Bewick was not a scientist, a term that was coined only a few years after his death.  Donald is candid about what she deems his “insouciant attitude to taxonomy” (59), but she also emphasizes the significant contributions he made to ornithology, the care he put into the accurate representation of a bird’s plumage or the selection of species-appropriate habitats. True, he did not feature seasonal or sexual variations, and salient facts about the behavior of his birds he addressed, if at all, in his descriptions or in the tailpieces.  But Bewick’s representations of birds were based on personal observation wherever possible, and with the descriptionswhich in the second volume of Birds were entirely Bewick himselfhe tried to account for the nuances of color his woodcuts could not convey. 

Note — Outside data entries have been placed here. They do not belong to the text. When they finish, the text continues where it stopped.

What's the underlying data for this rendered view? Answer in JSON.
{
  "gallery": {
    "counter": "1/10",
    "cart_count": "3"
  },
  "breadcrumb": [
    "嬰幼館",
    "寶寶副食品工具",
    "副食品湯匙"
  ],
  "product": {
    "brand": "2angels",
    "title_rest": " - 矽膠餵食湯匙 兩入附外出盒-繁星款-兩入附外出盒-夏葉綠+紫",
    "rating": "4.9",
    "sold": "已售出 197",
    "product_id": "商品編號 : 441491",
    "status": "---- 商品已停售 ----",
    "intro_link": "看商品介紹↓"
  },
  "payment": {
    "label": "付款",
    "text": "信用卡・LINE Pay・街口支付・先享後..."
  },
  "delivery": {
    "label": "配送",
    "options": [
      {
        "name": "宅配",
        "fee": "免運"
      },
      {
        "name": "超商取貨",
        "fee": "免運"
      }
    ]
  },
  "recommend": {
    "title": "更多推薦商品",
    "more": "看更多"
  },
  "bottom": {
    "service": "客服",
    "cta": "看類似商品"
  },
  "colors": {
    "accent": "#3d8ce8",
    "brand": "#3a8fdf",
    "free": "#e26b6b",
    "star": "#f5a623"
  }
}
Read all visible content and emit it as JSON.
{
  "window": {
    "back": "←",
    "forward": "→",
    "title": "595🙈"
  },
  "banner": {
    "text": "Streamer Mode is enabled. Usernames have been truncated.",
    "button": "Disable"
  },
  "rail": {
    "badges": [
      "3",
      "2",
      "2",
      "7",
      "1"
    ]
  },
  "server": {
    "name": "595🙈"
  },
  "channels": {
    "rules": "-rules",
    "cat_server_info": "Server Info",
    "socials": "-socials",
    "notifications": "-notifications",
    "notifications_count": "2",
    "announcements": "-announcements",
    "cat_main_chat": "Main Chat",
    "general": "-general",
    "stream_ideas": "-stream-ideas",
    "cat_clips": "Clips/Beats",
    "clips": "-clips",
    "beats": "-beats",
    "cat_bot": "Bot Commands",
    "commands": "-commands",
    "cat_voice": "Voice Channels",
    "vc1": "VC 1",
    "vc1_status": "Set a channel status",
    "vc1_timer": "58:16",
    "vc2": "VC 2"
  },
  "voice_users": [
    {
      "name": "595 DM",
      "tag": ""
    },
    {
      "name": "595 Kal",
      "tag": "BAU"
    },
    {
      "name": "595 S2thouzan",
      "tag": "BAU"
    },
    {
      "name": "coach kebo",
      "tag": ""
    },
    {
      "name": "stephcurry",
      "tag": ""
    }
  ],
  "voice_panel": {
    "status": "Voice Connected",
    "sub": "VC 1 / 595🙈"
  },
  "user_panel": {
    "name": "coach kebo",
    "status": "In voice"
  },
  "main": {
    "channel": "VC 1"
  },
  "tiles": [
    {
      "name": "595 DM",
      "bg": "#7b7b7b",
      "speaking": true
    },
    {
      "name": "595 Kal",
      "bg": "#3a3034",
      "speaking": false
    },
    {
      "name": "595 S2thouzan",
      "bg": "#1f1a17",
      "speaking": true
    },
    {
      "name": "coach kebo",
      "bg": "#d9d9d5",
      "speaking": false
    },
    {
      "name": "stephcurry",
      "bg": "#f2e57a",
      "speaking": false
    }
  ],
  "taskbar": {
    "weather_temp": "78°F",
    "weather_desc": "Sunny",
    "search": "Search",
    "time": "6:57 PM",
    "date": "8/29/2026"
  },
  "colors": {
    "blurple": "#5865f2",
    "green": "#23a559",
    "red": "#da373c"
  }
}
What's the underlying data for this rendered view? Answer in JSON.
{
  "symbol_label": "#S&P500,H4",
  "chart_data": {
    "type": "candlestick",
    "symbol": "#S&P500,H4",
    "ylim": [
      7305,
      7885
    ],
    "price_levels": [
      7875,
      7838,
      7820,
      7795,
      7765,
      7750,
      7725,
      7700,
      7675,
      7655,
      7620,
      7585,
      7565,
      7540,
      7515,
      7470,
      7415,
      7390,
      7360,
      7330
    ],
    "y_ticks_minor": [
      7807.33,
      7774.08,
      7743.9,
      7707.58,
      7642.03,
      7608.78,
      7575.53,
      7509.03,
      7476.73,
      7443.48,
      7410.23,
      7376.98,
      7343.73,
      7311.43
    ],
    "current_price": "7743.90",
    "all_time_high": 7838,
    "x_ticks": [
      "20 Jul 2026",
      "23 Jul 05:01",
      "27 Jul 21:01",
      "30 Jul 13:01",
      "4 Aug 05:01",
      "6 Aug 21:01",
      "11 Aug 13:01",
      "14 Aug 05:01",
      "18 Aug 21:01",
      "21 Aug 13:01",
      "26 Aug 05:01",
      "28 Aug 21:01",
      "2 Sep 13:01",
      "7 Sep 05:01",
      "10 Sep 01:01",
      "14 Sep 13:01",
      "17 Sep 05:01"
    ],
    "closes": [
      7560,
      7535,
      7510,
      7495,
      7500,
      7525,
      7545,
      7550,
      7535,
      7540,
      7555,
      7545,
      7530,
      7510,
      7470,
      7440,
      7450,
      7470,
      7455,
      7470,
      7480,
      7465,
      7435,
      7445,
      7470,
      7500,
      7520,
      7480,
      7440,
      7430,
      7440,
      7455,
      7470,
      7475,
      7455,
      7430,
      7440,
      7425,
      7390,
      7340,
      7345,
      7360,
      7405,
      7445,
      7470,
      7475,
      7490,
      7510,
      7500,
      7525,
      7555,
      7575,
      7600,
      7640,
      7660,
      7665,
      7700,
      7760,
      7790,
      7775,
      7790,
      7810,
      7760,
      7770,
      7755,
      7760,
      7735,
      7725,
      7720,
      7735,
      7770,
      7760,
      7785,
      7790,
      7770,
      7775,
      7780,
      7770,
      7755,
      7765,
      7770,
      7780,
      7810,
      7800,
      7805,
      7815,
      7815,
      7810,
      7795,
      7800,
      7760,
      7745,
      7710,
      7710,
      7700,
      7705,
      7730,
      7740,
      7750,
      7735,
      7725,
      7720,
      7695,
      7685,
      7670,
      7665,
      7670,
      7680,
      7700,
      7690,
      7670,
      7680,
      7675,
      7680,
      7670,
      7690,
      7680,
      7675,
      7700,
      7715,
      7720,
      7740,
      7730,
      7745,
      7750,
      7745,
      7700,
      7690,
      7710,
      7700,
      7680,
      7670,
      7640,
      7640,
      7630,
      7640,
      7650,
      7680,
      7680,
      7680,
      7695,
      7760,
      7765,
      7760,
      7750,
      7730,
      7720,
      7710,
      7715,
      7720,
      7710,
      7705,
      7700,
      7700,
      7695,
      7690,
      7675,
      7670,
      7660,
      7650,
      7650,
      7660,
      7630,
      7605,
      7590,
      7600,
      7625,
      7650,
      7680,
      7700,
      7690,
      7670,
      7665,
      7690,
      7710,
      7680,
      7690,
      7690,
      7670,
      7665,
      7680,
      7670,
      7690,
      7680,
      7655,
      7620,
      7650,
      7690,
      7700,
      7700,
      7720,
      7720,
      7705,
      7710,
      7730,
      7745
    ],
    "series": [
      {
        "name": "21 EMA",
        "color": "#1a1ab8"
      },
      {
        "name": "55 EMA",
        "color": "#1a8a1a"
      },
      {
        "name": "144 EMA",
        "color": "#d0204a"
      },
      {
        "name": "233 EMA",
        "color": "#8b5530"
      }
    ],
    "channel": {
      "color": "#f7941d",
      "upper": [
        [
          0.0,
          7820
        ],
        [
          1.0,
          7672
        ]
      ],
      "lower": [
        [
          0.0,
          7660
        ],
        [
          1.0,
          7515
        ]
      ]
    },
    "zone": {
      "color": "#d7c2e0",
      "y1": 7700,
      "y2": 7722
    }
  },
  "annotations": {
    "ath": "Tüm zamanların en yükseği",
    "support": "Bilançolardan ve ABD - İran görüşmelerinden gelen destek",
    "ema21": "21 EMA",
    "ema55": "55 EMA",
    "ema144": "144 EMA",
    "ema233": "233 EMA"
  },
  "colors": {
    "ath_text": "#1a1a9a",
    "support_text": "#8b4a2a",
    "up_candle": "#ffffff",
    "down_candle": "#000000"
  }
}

Donald has much to say about the wider cultural context, from Oliver Goldsmith’s poetry to the labor activism of William Cobbett, within which to understand Bewick’s work, and she provides rich detail about his continuing influence on Ruskin or the Brontës. What became clear to me, though, was the extent to which Bewick’s reach extended far beyond his native Britain. For example, John James Audubon and “old Bewick” met in 1827, when the French-American naturalist was spending a week in Newcastle, although by then Audubon was already amply familiar with Bewick’s achievements (Audubon, Writings and Drawings 803). In 1821, when he was traveling down the Mississippi, Audubon carried a copy of History of British Birds in his pocket, crowing with delight when the Long-legged Plover (the stilt sandpiper), a small shorebird he saw in New Orleans, corresponded so “nearly” to Bewick’s description (Writings and Drawings 99). In fact, “Bewick’s birds” inspired not only individual plates in Birds of America (Irmscher 80-81, 90) but shaped the very idea of the later, small-format edition of the same work, the so-called “Royal Octavo”: “Bewick’s Size would prove best if the Wood Cuts were equally good,” Audubon wrote to his son Victor in 1833 (Audubon decided to use lithographs; Writings and Drawings 823-824). Like Bewick, Audubon limited himself to portraying one species per plate, portraying every feather of their bodies and their habitats with the same fastidiousness that Bewick had brought to his task. But what Bewick had relegated to his tailpiecesthe awareness that death hovers on the brink of everything humans or animals doin Audubon’s best plates takes center stage. This awareness was what induced Audubon, in one of the earliest plates in Birds of America, to feature not just one but two peregrine falcons on a bare ledge, a male and a female, their beaks bloody from their gruesome breakfast, their eyes turned towards us, the viewers, in full recognition of our own predatory instincts (Birds of America,plate XVI). Neither Bewick nor Audubon, however, was able to realize the inevitable conclusion to be drawn from such insights about our relationship with animals: that our shared mortality should, in an increasingly fragile world, make us not the dispensers and administrators of their dying, but their companions in life.

Works Cited

Audubon, John James. The Birds of America, from Original Drawings. London:  The Author, 1827-1838.

_____. Writings and Drawings.  Ed. Christoph Irmscher.  New York: Library of America, 1999.

Bewick, Thomas. The Complete Illustrative Work. Ed. Nigel Tattersfield. 3 vols. New Castle, Delaware and London: Oak Knoll Press and The British Library, 2011.

Irmscher, Christoph. “Audubon Goes North.” Cultural Circulation:  Dialogues between Canada and the American South. Ed. Waldemar Zacharasiewicz and Christoph Irmscher. Vienna:  Austrian Academy of Sciences Press, 2013.  77-97.

Robinson, Robert. William Bewick: His Life and Times. Newcastle: Printed for R. Robinson, 1887.